It’s tragic to be hip if the science sucks — turkey advice

The U.K. Food Standards Agency is so tragically hip they’ve gone viral.

Except they call it ‘viral,’ encasing the word in what speakers would call “air quotes” or what  Jon Stewart of the Daily Show recently called “dick fingers.” I call it bad writing.

The Agency has launched a new ‘viral’ marketing campaign, which raises awareness to the dangers of eating week-old turkey and gives tips to protect people in the UK from festive food poisoning. …

The new 60-second video aims to raise awareness of bad food hygiene and give some key advice on the safe handling of Christmas leftovers. The shocking but amusing film features a family that hasn’t been following the Agency’s advice on food hygiene. Diarrhoea might be the Christmas gift that keeps on giving, but do you really want to give it to your family?

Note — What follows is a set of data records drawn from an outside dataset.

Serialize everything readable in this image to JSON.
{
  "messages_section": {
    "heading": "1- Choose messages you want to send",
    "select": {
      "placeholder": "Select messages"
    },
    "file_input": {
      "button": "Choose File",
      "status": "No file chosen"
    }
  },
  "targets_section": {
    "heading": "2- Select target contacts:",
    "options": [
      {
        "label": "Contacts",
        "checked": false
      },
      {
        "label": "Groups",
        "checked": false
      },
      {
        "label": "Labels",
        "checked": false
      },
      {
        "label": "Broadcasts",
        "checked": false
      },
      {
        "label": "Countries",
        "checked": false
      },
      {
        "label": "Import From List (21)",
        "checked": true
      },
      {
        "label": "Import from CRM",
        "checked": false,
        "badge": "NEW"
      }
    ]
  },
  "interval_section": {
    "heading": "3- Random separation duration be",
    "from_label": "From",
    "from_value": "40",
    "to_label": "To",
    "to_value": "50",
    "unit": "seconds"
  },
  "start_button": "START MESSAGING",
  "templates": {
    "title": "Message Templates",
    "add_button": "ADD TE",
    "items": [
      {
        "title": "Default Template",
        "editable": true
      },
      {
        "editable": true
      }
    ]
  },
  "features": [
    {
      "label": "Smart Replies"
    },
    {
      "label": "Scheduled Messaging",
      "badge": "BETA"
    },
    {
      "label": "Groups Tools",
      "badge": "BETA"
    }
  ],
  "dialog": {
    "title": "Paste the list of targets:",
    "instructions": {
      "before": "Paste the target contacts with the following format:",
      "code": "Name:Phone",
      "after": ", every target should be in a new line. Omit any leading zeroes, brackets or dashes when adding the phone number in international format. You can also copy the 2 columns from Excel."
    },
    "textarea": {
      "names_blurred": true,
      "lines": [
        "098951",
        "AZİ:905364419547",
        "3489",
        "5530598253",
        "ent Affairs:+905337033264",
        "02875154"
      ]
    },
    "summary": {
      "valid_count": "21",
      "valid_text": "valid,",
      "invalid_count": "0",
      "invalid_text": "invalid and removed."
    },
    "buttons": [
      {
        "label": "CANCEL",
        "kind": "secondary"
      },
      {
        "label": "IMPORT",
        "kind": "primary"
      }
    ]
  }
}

The Agency advises leftovers should be:

* cooled as quickly as possible (within one to two hours) and kept in the fridge
* reheated only once, until piping hot
* eaten within two days

Who said the film was shocking? Or funny? And what does piping hot mean?

The Australians, who are just entering the hot summer weather, are more reasonable and recommend cooking to 75C (167F).

The origin of poultry cooking recommendations has been pondered many times on

Currently, Health Canada suggests consumers cook turkey until the temperature of the thickest part of the breast or thigh is at least 85C (185F), though no one knows why.

A few decades ago, the USDA was also recommending that thigh meat reached 180-185F and breast meat reached 170F.

When asked why a couple years back, a manager of the U.S. Dept. of Agriculture Meat and Poultry Hotline said, "I’ve looked all over and I really have no idea. I think it happened sometime back in the 1980s, but I don’t know what it was based on."

One of my research assistants, Casey Jacob, dug up a New York Times article from 1990 in which an assistant supervisor of the Hotline admitted that a turkey cooked until the breast meat is 160F and the dark meat is 170F was "microbiologically safe," but that the agency recommended the higher temps just to be on the safe side.

The agency now recommends that consumers cook poultry to an internal temp of 165F.

Casey tells that tale here:

“When USDA microbiologists finally got around to conducting validation studies in 2000, they figured out that a 7 log reduction in Salmonella could be achieved instantly at 158F and beyond.

“In 2006, NACMCF decided (through scientific studies, of course, not random number generation as may have been used previously) that foodborne pathogens and viruses, such as Salmonella, Campylobacter, and the avian influenza virus, were destroyed when poultry was cooked to an internal temperature of 165F.

“And thus the scientifically validated American recommendation of 165F was born.”

Here are the refs. Enjoy your Christmas dinner.

National Advisory Committee on Microbiological Criteria for Foods. 2006. Response to the questions posed by the Food Safety and Inspection Service regarding consumer guidelines for the safe cooking of poultry products. Adopted March 24, 2006. Arlington, VA.

United States Department of Agriculture, Food Safety and Inspection Service. 2005. Time-temperature tables for cooking ready-to-eat poultry products. Available at: Accessed November 23, 2008.

Amy and I will be having lamb.

And this is the real deal, Kingston, Ontario’s very own, Tragically Hip.